• The gift of CHOICE. I have choice in loving my life and living my life, or allowing grief, stress and anxiety to cloud my every moment. I choose to embrace life to the fullest, to experience joy, and to be open to infinite possibilities.
• The gift of SIMPLICITY in a child with so much complexity. Leah may never know greed, vanity or jealousy. She lives her life simply, driven by her emotion.
• The gift of her SPIRIT. Witnessing Leah’s pure full body uninhibited JOY, is one of the most beautiful energies I’ve ever known.
Because of the lessons I learned raising a child with Autism, I truly believe I’m now happier than I’ve ever been. Autism altered my path in ways much deeper than I may have ever found on my own.

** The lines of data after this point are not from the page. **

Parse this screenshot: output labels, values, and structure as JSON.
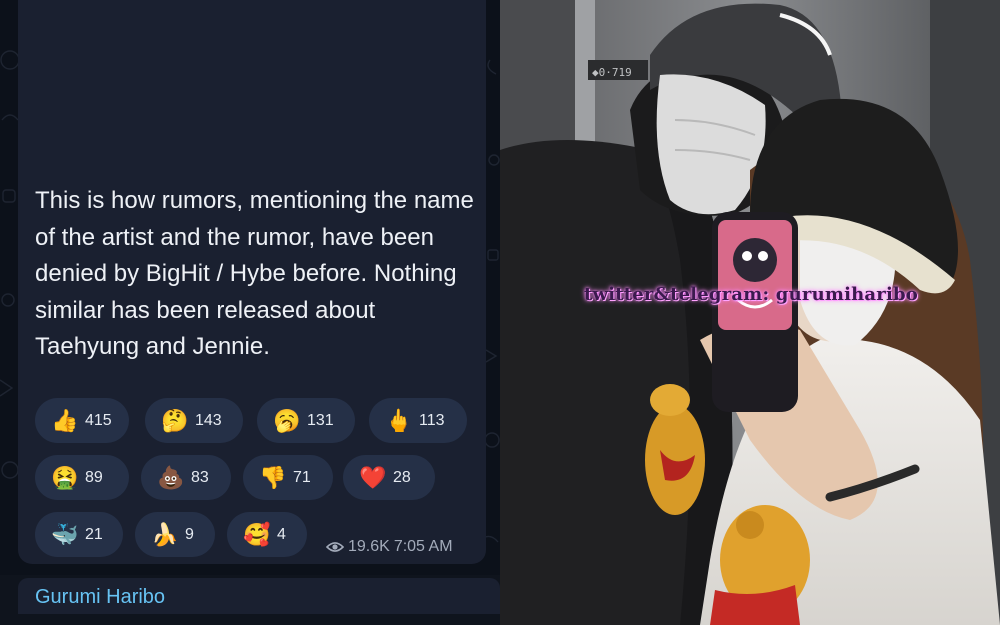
{
  "message": {
    "text": "This is how rumors, mentioning the name of the artist and the rumor, have been denied by BigHit / Hybe before. Nothing similar has been released about Taehyung and Jennie.",
    "sender": "Gurumi Haribo",
    "views": "19.6K",
    "time": "7:05 AM"
  },
  "reactions": [
    {
      "emoji": "👍",
      "count": "415"
    },
    {
      "emoji": "🤔",
      "count": "143"
    },
    {
      "emoji": "🥱",
      "count": "131"
    },
    {
      "emoji": "🖕",
      "count": "113"
    },
    {
      "emoji": "🤮",
      "count": "89"
    },
    {
      "emoji": "💩",
      "count": "83"
    },
    {
      "emoji": "👎",
      "count": "71"
    },
    {
      "emoji": "❤️",
      "count": "28"
    },
    {
      "emoji": "🐳",
      "count": "21"
    },
    {
      "emoji": "🍌",
      "count": "9"
    },
    {
      "emoji": "🥰",
      "count": "4"
    }
  ],
  "photo": {
    "watermark": "twitter&telegram: gurumiharibo"
  },
  "colors": {
    "bubble": "#1a2030",
    "chip": "#253047",
    "sender_name": "#67c3f3"
  }
}
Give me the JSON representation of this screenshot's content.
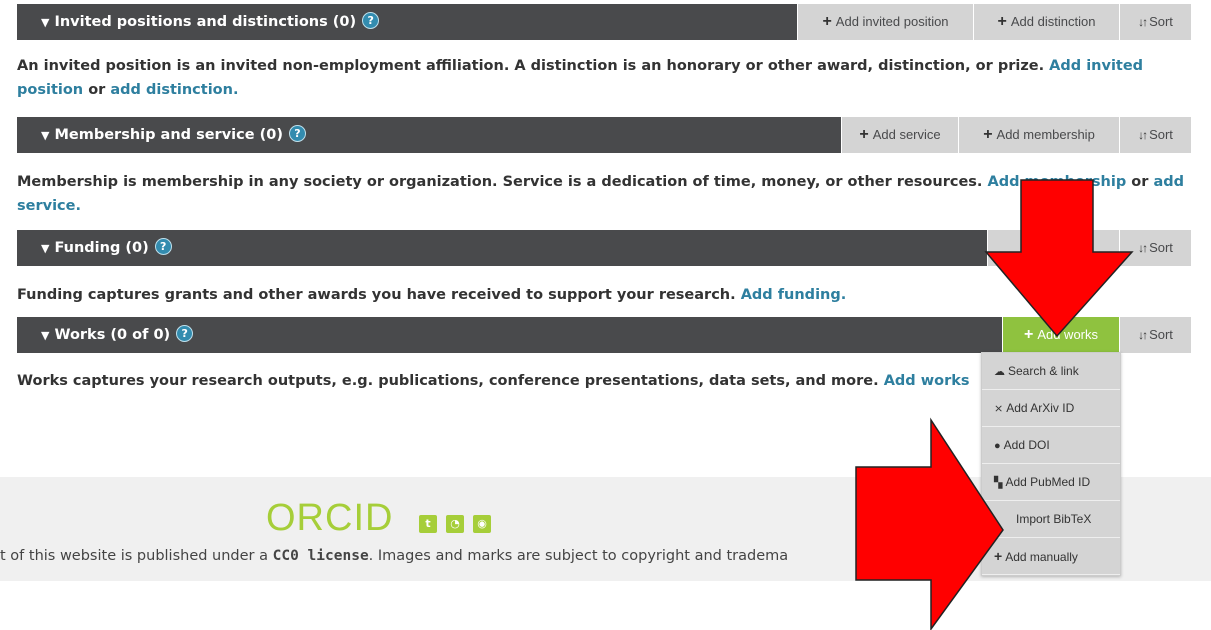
{
  "sections": [
    {
      "title": "Invited positions and distinctions (0)",
      "buttons": [
        "Add invited position",
        "Add distinction",
        "Sort"
      ],
      "description": "An invited position is an invited non-employment affiliation. A distinction is an honorary or other award, distinction, or prize.",
      "link1": "Add invited position",
      "conj": "or",
      "link2": "add distinction."
    },
    {
      "title": "Membership and service (0)",
      "buttons": [
        "Add service",
        "Add membership",
        "Sort"
      ],
      "description": "Membership is membership in any society or organization. Service is a dedication of time, money, or other resources.",
      "link1": "Add membership",
      "conj": "or",
      "link2": "add service."
    },
    {
      "title": "Funding (0)",
      "buttons": [
        "Sort"
      ],
      "description": "Funding captures grants and other awards you have received to support your research.",
      "link1": "Add funding."
    },
    {
      "title": "Works (0 of 0)",
      "buttons": [
        "Add works",
        "Sort"
      ],
      "description": "Works captures your research outputs, e.g. publications, conference presentations, data sets, and more.",
      "link1": "Add works"
    }
  ],
  "dropdown": [
    {
      "label": "Search & link",
      "icon": "cloud-upload-icon"
    },
    {
      "label": "Add ArXiv ID",
      "icon": "arxiv-icon"
    },
    {
      "label": "Add DOI",
      "icon": "doi-icon"
    },
    {
      "label": "Add PubMed ID",
      "icon": "pubmed-icon"
    },
    {
      "label": "Import BibTeX",
      "icon": "bibtex-icon"
    },
    {
      "label": "Add manually",
      "icon": "plus-icon"
    }
  ],
  "footer": {
    "logo": "ORCID",
    "text_before": "t of this website is published under a",
    "license": "CC0 license",
    "text_after": ". Images and marks are subject to copyright and tradema"
  },
  "colors": {
    "bar": "#494a4c",
    "button": "#d4d4d4",
    "accent_green": "#8fc23f",
    "link": "#2e7f9f",
    "arrow": "#ff0000"
  }
}
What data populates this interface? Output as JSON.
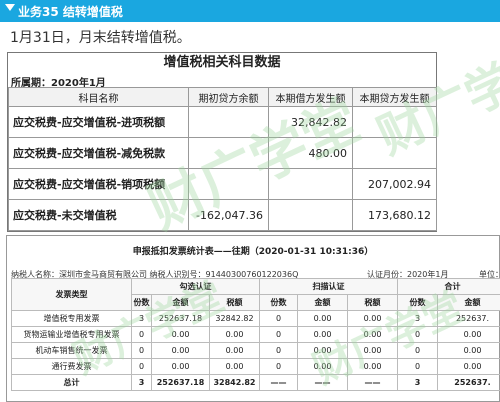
{
  "titlebar": {
    "label": "业务35 结转增值税"
  },
  "instruction": "1月31日，月末结转增值税。",
  "summary": {
    "title": "增值税相关科目数据",
    "period": "所属期：2020年1月",
    "headers": [
      "科目名称",
      "期初贷方余额",
      "本期借方发生额",
      "本期贷方发生额"
    ],
    "rows": [
      [
        "应交税费-应交增值税-进项税额",
        "",
        "32,842.82",
        ""
      ],
      [
        "应交税费-应交增值税-减免税款",
        "",
        "480.00",
        ""
      ],
      [
        "应交税费-应交增值税-销项税额",
        "",
        "",
        "207,002.94"
      ],
      [
        "应交税费-未交增值税",
        "-162,047.36",
        "",
        "173,680.12"
      ]
    ]
  },
  "report": {
    "title": "申报抵扣发票统计表——往期（2020-01-31 10:31:36）",
    "taxpayer": "纳税人名称：深圳市金马商贸有限公司 纳税人识别号：91440300760122036Q",
    "period": "认证月份：2020年1月",
    "unit": "单位：",
    "col_group": [
      "发票类型",
      "勾选认证",
      "扫描认证",
      "合计"
    ],
    "sub_headers": [
      "份数",
      "金额",
      "税额",
      "份数",
      "金额",
      "税额",
      "份数",
      "金额"
    ],
    "rows": [
      [
        "增值税专用发票",
        "3",
        "252637.18",
        "32842.82",
        "0",
        "0.00",
        "0.00",
        "3",
        "252637."
      ],
      [
        "货物运输业增值税专用发票",
        "0",
        "0.00",
        "0.00",
        "0",
        "0.00",
        "0.00",
        "0",
        "0.00"
      ],
      [
        "机动车销售统一发票",
        "0",
        "0.00",
        "0.00",
        "0",
        "0.00",
        "0.00",
        "0",
        "0.00"
      ],
      [
        "通行费发票",
        "0",
        "0.00",
        "0.00",
        "0",
        "0.00",
        "0.00",
        "0",
        "0.00"
      ]
    ],
    "total": [
      "总计",
      "3",
      "252637.18",
      "32842.82",
      "——",
      "——",
      "——",
      "3",
      "252637."
    ]
  },
  "watermark": {
    "text": "财广学堂",
    "color": "#9ed79e"
  },
  "colors": {
    "titlebar": "#1aa7e0"
  }
}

Emily Berman is a Personal Empowerment Life Coach who guides others on their journeys to self-discovery, happiness and desires to live fulfilled lives. The twists and turns of Emily’s own journey include loss of life and loss of expectations, as her brother died in a tragic accident, she had three children in less than four years, and her middle child was diagnosed with severe Autism. Even a decade-long career as a special education teacher and a commitment to being a professional mom could not adequately prepare her for the devastation and disconnection these events caused. Through these experiences, Emily discovered tools and ways of thinking that helped her step fully into a happy and fulfilled life. She completed her coach training through The Coaches Training Institute, and is able to ignite transformation in others through her empathic, intuitive and candid coaching style. Emily also holds a Bachelor’s degree from Michigan State University, and a Master’s degree from California State University San Marcos, both in special education. Emily’s website is www.coachingwithemily.com.